__Records for this task__.
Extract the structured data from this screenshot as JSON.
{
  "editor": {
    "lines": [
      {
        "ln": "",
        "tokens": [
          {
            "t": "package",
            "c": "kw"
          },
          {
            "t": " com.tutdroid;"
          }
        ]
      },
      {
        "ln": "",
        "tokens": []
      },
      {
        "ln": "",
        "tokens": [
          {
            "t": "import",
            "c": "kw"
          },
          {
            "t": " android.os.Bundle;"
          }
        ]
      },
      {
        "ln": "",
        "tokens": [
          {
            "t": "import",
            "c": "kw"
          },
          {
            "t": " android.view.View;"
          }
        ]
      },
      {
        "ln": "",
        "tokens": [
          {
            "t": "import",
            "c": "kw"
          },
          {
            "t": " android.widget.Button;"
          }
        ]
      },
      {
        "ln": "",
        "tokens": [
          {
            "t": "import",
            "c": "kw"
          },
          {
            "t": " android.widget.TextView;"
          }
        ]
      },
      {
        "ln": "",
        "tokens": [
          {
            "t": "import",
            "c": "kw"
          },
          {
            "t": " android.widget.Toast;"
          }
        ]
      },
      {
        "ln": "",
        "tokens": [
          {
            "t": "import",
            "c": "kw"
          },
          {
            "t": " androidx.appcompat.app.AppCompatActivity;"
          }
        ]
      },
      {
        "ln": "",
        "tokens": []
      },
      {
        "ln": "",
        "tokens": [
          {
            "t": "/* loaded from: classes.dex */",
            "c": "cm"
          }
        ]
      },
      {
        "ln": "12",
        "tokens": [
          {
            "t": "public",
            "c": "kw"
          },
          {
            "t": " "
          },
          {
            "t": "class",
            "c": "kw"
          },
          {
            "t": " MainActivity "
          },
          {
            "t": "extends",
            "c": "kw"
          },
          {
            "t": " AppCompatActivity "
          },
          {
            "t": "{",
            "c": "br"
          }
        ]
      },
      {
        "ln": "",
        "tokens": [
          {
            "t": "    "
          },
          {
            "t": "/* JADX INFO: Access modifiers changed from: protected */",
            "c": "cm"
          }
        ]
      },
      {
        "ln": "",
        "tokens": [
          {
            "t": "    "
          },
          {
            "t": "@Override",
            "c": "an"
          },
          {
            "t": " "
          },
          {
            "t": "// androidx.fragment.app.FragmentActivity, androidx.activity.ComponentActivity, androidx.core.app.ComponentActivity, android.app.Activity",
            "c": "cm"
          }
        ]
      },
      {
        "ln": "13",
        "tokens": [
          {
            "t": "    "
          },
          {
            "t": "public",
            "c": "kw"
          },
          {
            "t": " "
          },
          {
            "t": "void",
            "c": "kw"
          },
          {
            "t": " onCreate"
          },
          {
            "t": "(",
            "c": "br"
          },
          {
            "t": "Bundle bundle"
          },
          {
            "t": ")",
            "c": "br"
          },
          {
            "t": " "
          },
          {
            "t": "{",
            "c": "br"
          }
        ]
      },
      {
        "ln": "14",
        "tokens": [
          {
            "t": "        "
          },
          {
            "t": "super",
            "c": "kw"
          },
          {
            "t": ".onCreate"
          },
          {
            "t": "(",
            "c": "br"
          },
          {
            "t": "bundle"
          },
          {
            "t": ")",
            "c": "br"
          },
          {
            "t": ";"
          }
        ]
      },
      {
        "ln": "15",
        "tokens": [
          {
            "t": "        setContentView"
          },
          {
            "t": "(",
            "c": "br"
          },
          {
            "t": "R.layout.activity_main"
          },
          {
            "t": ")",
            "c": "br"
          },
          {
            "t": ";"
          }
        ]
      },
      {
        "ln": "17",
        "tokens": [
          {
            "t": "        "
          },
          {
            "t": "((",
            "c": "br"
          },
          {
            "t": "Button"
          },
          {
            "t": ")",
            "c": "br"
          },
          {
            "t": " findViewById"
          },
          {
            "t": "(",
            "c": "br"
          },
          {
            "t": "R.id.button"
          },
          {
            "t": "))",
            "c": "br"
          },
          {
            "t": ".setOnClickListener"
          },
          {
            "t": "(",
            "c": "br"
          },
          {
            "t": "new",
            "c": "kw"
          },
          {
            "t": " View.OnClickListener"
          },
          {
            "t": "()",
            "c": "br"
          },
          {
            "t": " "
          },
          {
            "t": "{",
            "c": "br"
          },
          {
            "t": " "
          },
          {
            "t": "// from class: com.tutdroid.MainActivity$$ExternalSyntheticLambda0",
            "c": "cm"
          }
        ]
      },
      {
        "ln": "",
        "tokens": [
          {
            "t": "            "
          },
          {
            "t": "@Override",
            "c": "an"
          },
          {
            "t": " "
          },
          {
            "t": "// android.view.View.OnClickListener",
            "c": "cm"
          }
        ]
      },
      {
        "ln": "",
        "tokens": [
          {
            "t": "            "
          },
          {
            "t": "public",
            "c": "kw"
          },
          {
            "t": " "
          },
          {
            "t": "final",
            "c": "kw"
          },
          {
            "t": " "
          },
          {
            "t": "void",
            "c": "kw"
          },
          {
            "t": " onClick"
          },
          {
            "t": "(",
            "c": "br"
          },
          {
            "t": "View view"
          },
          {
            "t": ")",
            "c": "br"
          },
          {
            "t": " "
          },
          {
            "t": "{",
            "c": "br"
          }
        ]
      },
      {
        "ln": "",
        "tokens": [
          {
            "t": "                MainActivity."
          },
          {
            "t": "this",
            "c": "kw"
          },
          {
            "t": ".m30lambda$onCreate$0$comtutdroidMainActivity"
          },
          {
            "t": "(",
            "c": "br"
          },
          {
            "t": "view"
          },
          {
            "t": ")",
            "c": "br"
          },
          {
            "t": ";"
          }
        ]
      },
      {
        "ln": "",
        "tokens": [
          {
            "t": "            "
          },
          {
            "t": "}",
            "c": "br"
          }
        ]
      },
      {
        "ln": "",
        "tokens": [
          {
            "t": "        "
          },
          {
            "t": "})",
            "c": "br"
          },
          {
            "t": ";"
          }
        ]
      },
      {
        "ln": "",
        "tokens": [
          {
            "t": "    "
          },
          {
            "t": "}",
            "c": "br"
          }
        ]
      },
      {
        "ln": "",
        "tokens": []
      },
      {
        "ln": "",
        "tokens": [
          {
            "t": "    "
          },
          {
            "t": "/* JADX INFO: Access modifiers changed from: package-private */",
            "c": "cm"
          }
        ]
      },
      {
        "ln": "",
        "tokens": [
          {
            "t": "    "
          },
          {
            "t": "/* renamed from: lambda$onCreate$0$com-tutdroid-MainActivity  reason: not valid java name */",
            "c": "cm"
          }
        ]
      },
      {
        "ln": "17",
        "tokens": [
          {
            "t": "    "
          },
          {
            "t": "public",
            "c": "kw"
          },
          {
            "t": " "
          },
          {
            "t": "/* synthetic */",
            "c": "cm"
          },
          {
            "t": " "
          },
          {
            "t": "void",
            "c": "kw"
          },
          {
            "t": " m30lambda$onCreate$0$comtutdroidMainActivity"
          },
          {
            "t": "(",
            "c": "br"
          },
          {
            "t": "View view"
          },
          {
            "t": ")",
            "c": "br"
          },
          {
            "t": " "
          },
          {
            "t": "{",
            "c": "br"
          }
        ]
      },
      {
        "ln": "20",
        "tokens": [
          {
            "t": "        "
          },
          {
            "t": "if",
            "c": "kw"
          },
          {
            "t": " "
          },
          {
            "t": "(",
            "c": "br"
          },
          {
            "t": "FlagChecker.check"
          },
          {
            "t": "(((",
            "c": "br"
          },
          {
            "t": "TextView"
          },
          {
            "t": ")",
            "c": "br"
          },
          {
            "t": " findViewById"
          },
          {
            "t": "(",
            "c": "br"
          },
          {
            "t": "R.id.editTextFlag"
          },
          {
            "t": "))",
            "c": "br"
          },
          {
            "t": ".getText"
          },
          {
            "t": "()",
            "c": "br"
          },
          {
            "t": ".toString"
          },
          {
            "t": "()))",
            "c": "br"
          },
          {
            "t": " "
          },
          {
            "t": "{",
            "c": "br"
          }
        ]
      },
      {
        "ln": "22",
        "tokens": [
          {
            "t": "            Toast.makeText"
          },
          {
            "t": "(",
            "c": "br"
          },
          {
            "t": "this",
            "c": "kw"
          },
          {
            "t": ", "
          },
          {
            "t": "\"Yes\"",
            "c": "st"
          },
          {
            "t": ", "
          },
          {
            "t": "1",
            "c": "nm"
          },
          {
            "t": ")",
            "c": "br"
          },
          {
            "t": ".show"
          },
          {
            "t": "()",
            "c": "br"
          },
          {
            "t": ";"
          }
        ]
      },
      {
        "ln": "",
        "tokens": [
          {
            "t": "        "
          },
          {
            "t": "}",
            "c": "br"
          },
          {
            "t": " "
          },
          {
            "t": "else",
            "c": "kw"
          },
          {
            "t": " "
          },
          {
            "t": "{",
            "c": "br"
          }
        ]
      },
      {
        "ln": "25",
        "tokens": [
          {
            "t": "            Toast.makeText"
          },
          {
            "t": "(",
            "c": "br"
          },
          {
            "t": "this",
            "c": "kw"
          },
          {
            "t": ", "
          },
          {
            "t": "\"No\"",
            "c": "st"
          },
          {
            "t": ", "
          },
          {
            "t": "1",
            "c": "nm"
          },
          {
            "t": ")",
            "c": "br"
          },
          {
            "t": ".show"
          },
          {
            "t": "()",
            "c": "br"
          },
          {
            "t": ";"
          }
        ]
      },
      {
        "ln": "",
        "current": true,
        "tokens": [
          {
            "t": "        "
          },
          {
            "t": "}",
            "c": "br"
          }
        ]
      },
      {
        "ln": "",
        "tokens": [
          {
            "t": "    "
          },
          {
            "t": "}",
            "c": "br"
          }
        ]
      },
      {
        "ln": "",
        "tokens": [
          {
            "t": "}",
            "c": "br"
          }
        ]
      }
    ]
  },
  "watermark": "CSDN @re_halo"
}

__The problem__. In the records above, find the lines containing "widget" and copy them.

__Reply__.
            "t": " android.widget.Button;"
            "t": " android.widget.TextView;"
            "t": " android.widget.Toast;"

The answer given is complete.